It also had the biggest opening weekend of any film released in September regardless of genre. Once again, the movie broke this record by a lot, as the previous top September opening was Hotel Transylvania 2 with $48 million. Really, the movie performed a lot more like a summer blockbuster than a September film, and had It opened in the summer, it would have had the second biggest opening weekend behind Guardians of the Galaxy Vol. 2. It actually grossed more in its opening weekend than both Wonder Woman and Spider-Man: Homecoming.
In addition, It broke the record for biggest opening day of any R-rated film ever. The film grossed $51 million on Friday, higher than Deadpool‘s opening of $46 million. Ultimately, though, Deadpool had the bigger opening weekend, with a gross of $132 million compared to It‘s $117 million. But Deadpool also had the benefit of opening on Presidents’ Day weekend, whereas It did not open around a holiday.
It is also the cheapest movie to make over $100 million in its opening weekend. The film’s reported budget was only $35 million, whereas films with an opening weekend this big usually cost between $100 million and $200 million. Spider-Man: Homecoming, for instance, cost $175 million, yet It made more money in its opening weekend. Deadpool was previously the cheapest movie to gross $100 million in its opening weekend, but even that cost $58 million.
So what was it that made It such a success? It seemed to appeal to a much wider demographic than the typical big studio horror release, and Stranger Things help get audiences in the mood for nostalgic ’80s horror. The movie is scary, but not so scary that non-horror fans must stay away, and the fact that it’s based on preexisting material guarantees the attendance of a certain number of book readers and/or fans of the original TV movie. The film also had the benefit of coming out after a serious movie drought, coming following several weeks in a row with no major releases. Finally, while a number of films flopped at the box office this summer after receiving dismal reviews, such as Baywatch and The Dark Tower, It had the benefit of receiving extremely positive reviews and holding a score of 86% on Rotten Tomatoes; that score was even higher at the start of the weekend.

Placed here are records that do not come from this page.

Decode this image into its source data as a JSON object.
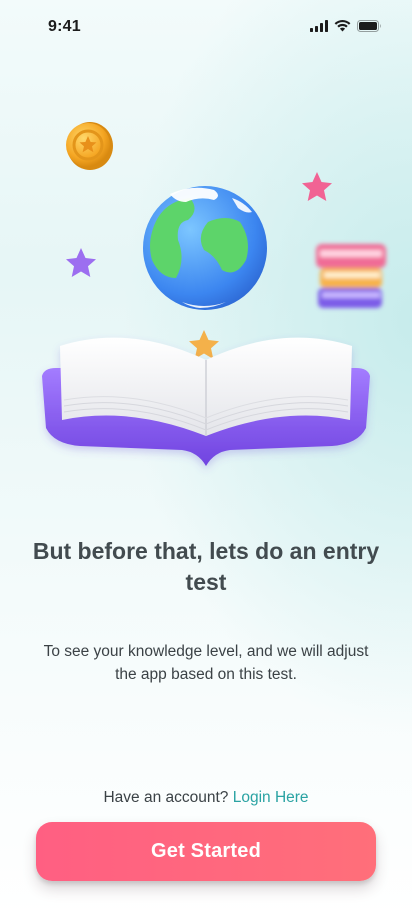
{
  "status_bar": {
    "time": "9:41"
  },
  "onboarding": {
    "headline": "But before that, lets do an entry test",
    "subtext": "To see your knowledge level, and we will adjust the app based on this test."
  },
  "account": {
    "prompt": "Have an account?",
    "login_label": "Login Here"
  },
  "cta": {
    "label": "Get Started"
  },
  "colors": {
    "accent": "#ff6078",
    "link": "#2aa3a3",
    "heading": "#424b4f",
    "book_cover": "#8a5cf0"
  }
}
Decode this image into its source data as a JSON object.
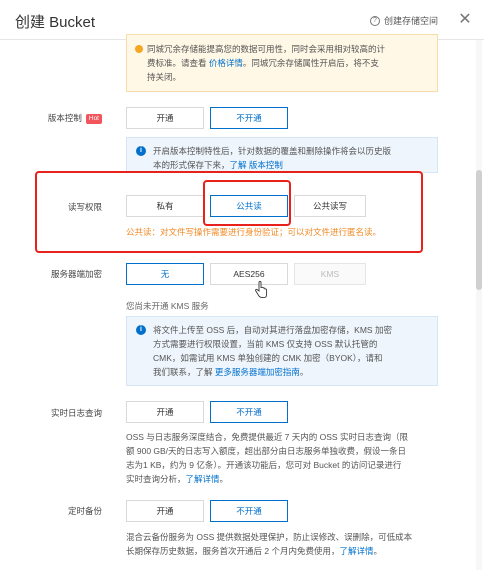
{
  "dialog": {
    "title": "创建 Bucket",
    "guide_label": "创建存储空间",
    "guide_icon": "question-circle-icon",
    "close_icon": "close-icon"
  },
  "redundancy_warning": {
    "line1": "同城冗余存储能提高您的数据可用性，同时会采用相对较高的计",
    "line2_prefix": "费标准。请查看 ",
    "line2_link": "价格详情",
    "line2_suffix": "。同城冗余存储属性开启后，将不支",
    "line3": "持关闭。"
  },
  "versioning": {
    "label": "版本控制",
    "badge": "Hot",
    "options": [
      "开通",
      "不开通"
    ],
    "selected": "不开通",
    "info_line1": "开启版本控制特性后，针对数据的覆盖和删除操作将会以历史版",
    "info_line2_prefix": "本的形式保存下来，",
    "info_link": "了解 版本控制"
  },
  "acl": {
    "label": "读写权限",
    "options": [
      "私有",
      "公共读",
      "公共读写"
    ],
    "selected": "公共读",
    "warning": "公共读：对文件写操作需要进行身份验证；可以对文件进行匿名读。"
  },
  "encryption": {
    "label": "服务器端加密",
    "options": [
      "无",
      "AES256",
      "KMS"
    ],
    "selected": "无",
    "disabled": [
      "KMS"
    ],
    "kms_note": "您尚未开通 KMS 服务",
    "info_line1": "将文件上传至 OSS 后，自动对其进行落盘加密存储，KMS 加密",
    "info_line2": "方式需要进行权限设置，当前 KMS 仅支持 OSS 默认托管的",
    "info_line3": "CMK，如需试用 KMS 单独创建的 CMK 加密（BYOK），请和",
    "info_line4_prefix": "我们联系，了解 ",
    "info_link": "更多服务器端加密指南",
    "info_line4_suffix": "。"
  },
  "realtime_log": {
    "label": "实时日志查询",
    "options": [
      "开通",
      "不开通"
    ],
    "selected": "不开通",
    "desc_line1": "OSS 与日志服务深度结合，免费提供最近 7 天内的 OSS 实时日志查询（限",
    "desc_line2": "额 900 GB/天的日志写入额度，超出部分由日志服务单独收费，假设一条日",
    "desc_line3": "志为1 KB，约为 9 亿条）。开通该功能后，您可对 Bucket 的访问记录进行",
    "desc_line4_prefix": "实时查询分析，",
    "desc_link": "了解详情",
    "desc_line4_suffix": "。"
  },
  "scheduled_backup": {
    "label": "定时备份",
    "options": [
      "开通",
      "不开通"
    ],
    "selected": "不开通",
    "desc_line1": "混合云备份服务为 OSS 提供数据处理保护，防止误修改、误删除，可低成本",
    "desc_line2_prefix": "长期保存历史数据，服务首次开通后 2 个月内免费使用，",
    "desc_link": "了解详情",
    "desc_line2_suffix": "。"
  },
  "colors": {
    "accent": "#0070cc",
    "highlight": "#e8211b",
    "warning": "#f08a24"
  }
}
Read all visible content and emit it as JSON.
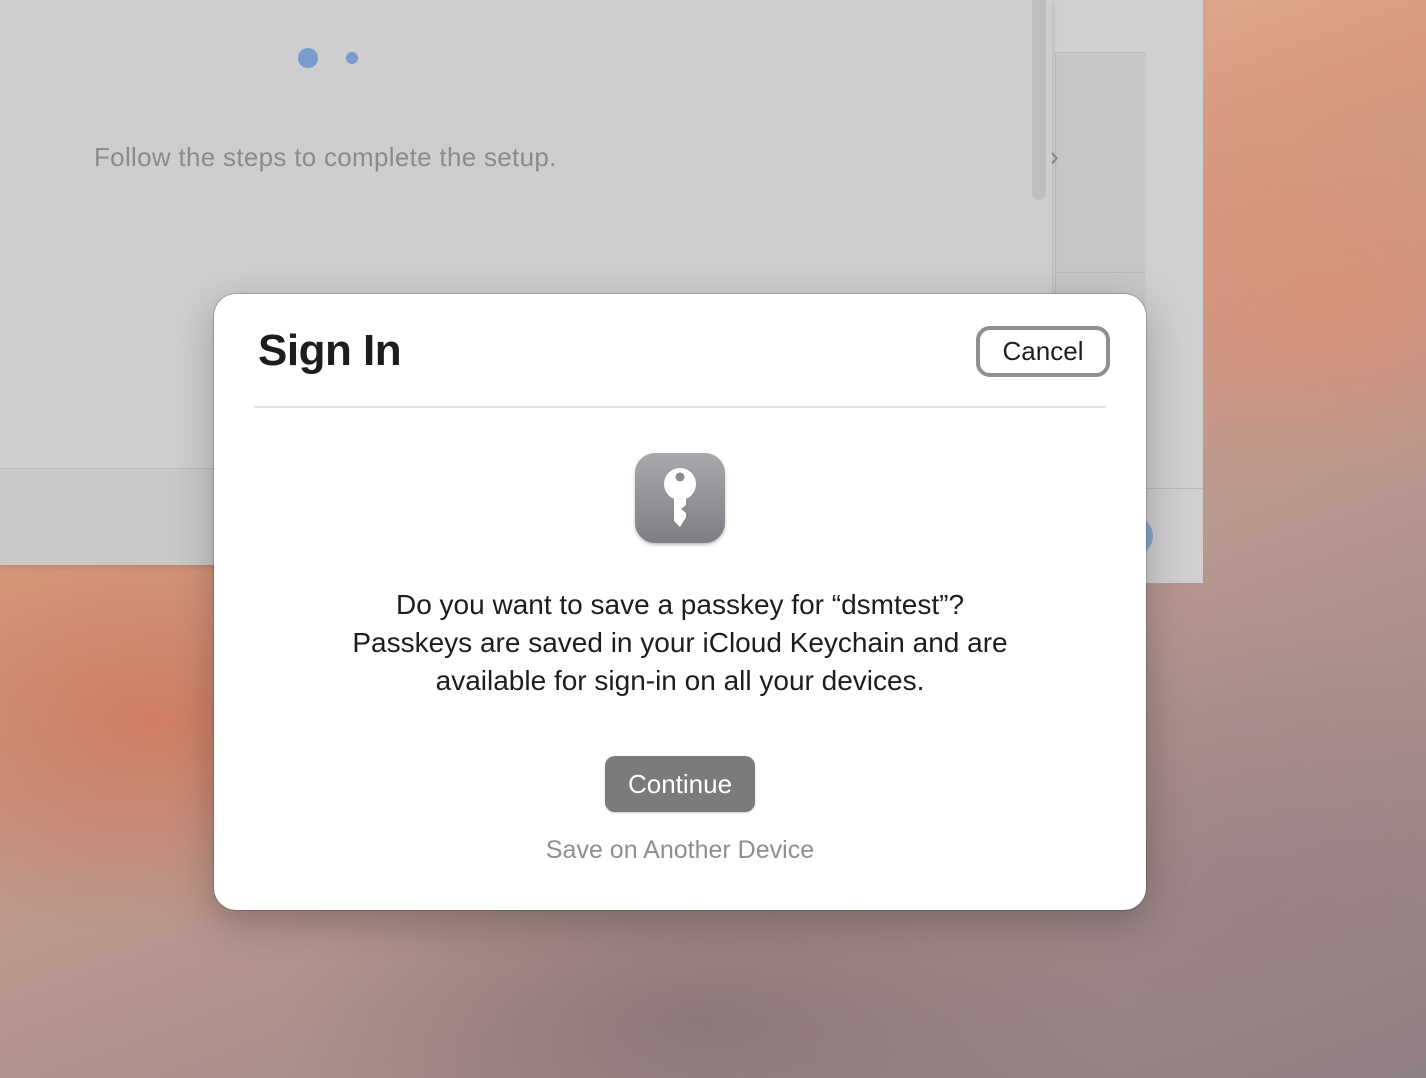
{
  "background_window": {
    "setup_text": "Follow the steps to complete the setup.",
    "steps": {
      "total": 2,
      "current": 1
    },
    "side_chevron": "›"
  },
  "dialog": {
    "title": "Sign In",
    "cancel_label": "Cancel",
    "icon": "key-icon",
    "message_lines": [
      "Do you want to save a passkey for “dsmtest”?",
      "Passkeys are saved in your iCloud Keychain and are",
      "available for sign-in on all your devices."
    ],
    "continue_label": "Continue",
    "alt_option_label": "Save on Another Device"
  },
  "colors": {
    "continue_button": "#7b7b7e",
    "step_dot": "#7a9ccc",
    "dialog_bg": "#ffffff"
  }
}
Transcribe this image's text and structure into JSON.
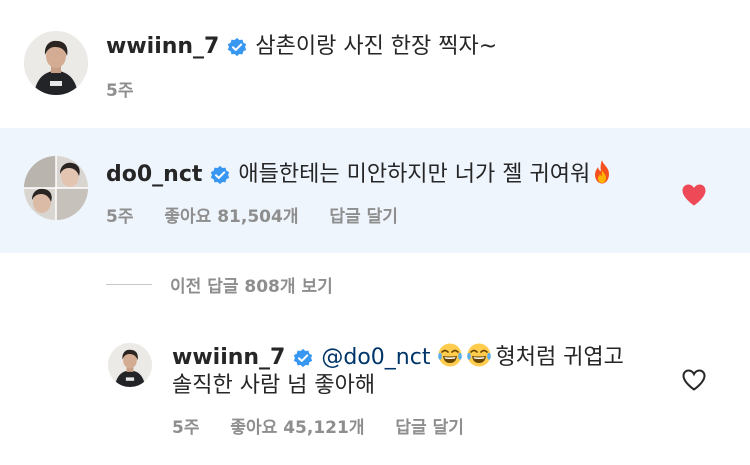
{
  "caption": {
    "username": "wwiinn_7",
    "text": "삼촌이랑 사진 한장 찍자~",
    "time": "5주"
  },
  "comment": {
    "username": "do0_nct",
    "text": "애들한테는 미안하지만 너가 젤 귀여워",
    "emoji": "fire-emoji",
    "time": "5주",
    "likes": "좋아요 81,504개",
    "reply_label": "답글 달기",
    "liked": true,
    "heart_color": "#ed4956"
  },
  "view_replies": {
    "label": "이전 답글 808개 보기"
  },
  "reply": {
    "username": "wwiinn_7",
    "mention": "@do0_nct",
    "emojis": [
      "tears-of-joy-emoji",
      "tears-of-joy-emoji"
    ],
    "text_line1": "형처럼 귀엽고",
    "text_line2": "솔직한 사람 넘 좋아해",
    "time": "5주",
    "likes": "좋아요 45,121개",
    "reply_label": "답글 달기",
    "liked": false
  },
  "colors": {
    "highlight_bg": "#eff5fd",
    "verified_badge": "#3897f0",
    "meta_text": "#8e8e8e",
    "mention": "#003569"
  }
}
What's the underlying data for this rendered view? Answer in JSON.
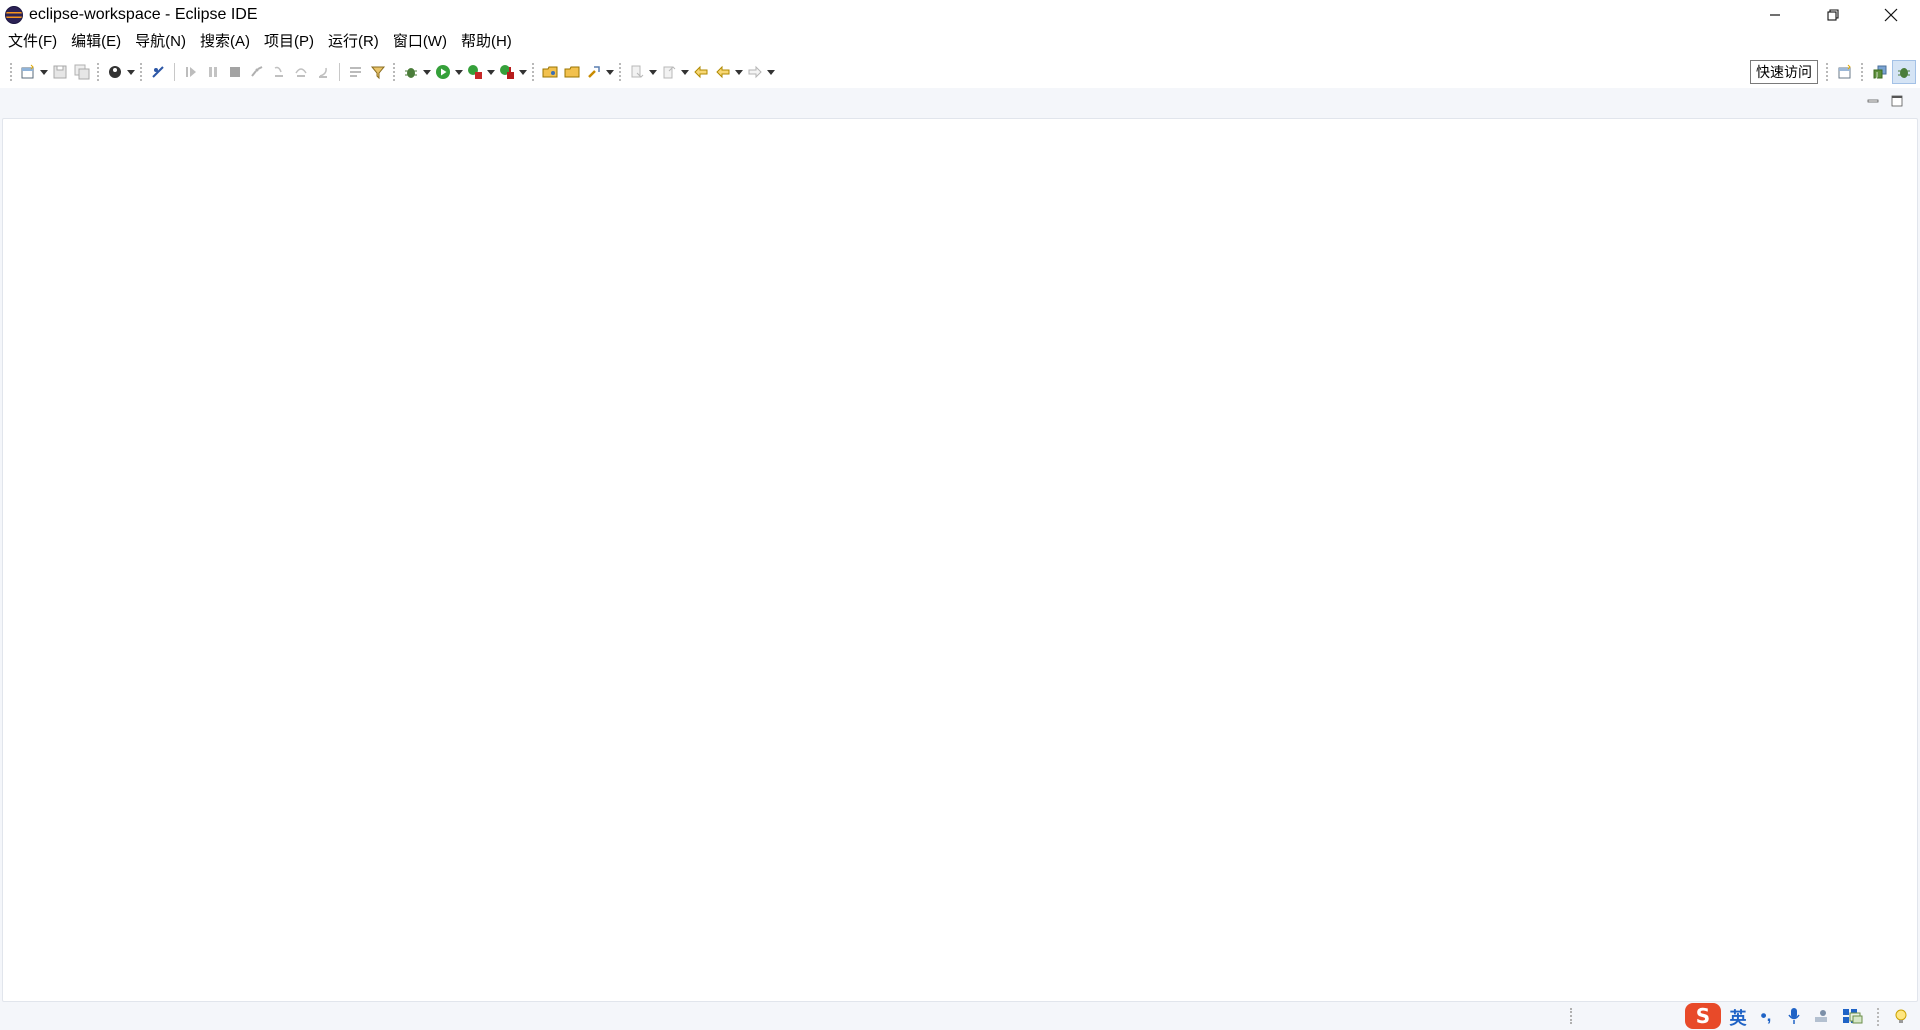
{
  "window": {
    "title": "eclipse-workspace - Eclipse IDE",
    "minimize_glyph": "—",
    "restore_glyph": "❐",
    "close_glyph": "✕"
  },
  "menu": {
    "items": [
      {
        "label": "文件(F)"
      },
      {
        "label": "编辑(E)"
      },
      {
        "label": "导航(N)"
      },
      {
        "label": "搜索(A)"
      },
      {
        "label": "项目(P)"
      },
      {
        "label": "运行(R)"
      },
      {
        "label": "窗口(W)"
      },
      {
        "label": "帮助(H)"
      }
    ]
  },
  "toolbar": {
    "quick_access_label": "快速访问",
    "buttons": [
      "new-icon",
      "save-icon",
      "save-all-icon",
      "profile-icon",
      "skip-breakpoints-icon",
      "resume-icon",
      "suspend-icon",
      "terminate-icon",
      "disconnect-icon",
      "step-into-icon",
      "step-over-icon",
      "step-return-icon",
      "drop-to-frame-icon",
      "use-step-filters-icon",
      "debug-icon",
      "run-icon",
      "coverage-icon",
      "external-tools-icon",
      "open-type-icon",
      "open-task-icon",
      "search-icon",
      "next-annotation-icon",
      "previous-annotation-icon",
      "last-edit-location-icon",
      "back-icon",
      "forward-icon"
    ],
    "perspectives": [
      "open-perspective-icon",
      "java-perspective-icon",
      "debug-perspective-icon"
    ]
  },
  "ime": {
    "logo_label": "S",
    "lang_label": "英",
    "punct_label": "•,"
  },
  "colors": {
    "editor_background": "#f4f6fa",
    "accent": "#1f63c6",
    "ime_brand": "#e84a29"
  }
}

Obviously, this box office take means that the studio is moving forward with It: Chapter Two, which is expected to be released in 2019. Considering how well September 8 worked as an opening for the first chapter, Warner Bros. is likely to release the sequel in September as well.